Although the mechanics of what causes Alzheimer's are not fully understood, scientists believe that the disease is due to proteins not functioning properly, which has a knock-on effect on the synapses in the brain.
There is usually a plaque build-up in the brain. These aggregations create a toxic effect on the brain where they are found.
The symptoms of Alzheimer’s disease include:
- Memory loss (short and long term)
- Loss of cognitive abilities (logic, planning, performing, etc.)
- A change in behavior and social skills (they become depressed, angry, irritable, etc.)
Although there is no cure for Alzheimer's, many people manage their symptoms with medication.
Trauma is a severe cause of many issues relating to the brain and vision. Trauma occurs in many shapes and forms and has varying effects under different circumstances.
PTSD (Post-traumatic stress disorder) is a lasting effect trauma has on an individual. PTSD often causes the sufferer to become overwhelmed by sensory stimuli, such as light or sounds.

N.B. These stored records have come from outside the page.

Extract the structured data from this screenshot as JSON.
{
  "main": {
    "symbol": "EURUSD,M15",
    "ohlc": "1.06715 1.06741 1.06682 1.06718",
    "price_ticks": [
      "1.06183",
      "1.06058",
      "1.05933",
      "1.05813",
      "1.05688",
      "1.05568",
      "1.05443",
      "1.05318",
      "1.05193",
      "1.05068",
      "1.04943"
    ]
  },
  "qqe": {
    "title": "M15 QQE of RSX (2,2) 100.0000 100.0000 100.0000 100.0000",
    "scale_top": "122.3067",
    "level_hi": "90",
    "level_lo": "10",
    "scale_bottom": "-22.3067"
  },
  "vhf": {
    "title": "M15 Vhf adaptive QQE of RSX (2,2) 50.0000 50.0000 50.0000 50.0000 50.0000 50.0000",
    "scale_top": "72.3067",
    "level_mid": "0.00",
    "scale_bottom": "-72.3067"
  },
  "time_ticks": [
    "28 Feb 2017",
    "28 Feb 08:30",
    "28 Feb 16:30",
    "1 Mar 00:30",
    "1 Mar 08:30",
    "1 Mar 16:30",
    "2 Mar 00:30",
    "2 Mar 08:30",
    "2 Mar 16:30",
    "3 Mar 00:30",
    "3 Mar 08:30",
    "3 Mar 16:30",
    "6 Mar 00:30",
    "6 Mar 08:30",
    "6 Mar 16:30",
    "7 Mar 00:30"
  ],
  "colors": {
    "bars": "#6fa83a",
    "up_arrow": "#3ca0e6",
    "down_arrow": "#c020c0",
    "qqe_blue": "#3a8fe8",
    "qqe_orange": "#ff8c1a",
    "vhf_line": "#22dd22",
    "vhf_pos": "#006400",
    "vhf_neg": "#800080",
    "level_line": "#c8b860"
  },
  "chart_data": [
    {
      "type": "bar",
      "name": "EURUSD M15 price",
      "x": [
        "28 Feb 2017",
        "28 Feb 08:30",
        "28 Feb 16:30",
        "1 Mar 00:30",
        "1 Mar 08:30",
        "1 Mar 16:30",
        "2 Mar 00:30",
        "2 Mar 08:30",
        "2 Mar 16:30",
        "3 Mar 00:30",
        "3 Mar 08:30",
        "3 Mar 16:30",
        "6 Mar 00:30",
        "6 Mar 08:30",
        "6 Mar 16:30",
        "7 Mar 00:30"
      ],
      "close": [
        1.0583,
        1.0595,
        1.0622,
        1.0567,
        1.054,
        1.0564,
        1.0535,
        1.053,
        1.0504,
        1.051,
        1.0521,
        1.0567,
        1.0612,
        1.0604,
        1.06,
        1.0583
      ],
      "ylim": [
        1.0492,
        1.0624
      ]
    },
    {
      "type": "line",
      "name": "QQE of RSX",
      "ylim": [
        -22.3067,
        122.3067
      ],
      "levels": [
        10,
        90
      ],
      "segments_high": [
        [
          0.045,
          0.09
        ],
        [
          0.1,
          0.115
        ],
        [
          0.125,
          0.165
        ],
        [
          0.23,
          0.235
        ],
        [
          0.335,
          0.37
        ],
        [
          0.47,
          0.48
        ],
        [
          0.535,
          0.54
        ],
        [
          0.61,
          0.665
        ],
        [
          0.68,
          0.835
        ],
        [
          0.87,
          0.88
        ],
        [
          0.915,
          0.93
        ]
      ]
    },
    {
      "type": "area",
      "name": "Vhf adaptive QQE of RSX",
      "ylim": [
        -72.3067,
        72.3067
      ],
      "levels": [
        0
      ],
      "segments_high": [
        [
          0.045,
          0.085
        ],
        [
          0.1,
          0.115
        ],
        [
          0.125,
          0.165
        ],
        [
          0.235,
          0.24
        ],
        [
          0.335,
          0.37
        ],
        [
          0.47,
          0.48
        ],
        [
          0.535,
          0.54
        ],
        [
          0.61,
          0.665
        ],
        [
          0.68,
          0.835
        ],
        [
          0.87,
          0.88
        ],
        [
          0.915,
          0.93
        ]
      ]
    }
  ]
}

When subjected to visual stimuli, scientists discovered that those suffering from PTSD had lessened activity in the ventral stream (and associated areas).
Physical damage (trauma) can also inhibit the ventral stream and surrounding areas from functioning properly.
The brain is an important network of neurons and their various parts, working in unison to produce a functional organism. The ventral stream is part of this network, linking the visual processing areas of the occipital lobe to the memory-orientated temporal lobe. The ventral stream is critical for effective analysis of the visual field, and damages to this pathway (via disease and trauma) result in a loss of vision in the organism.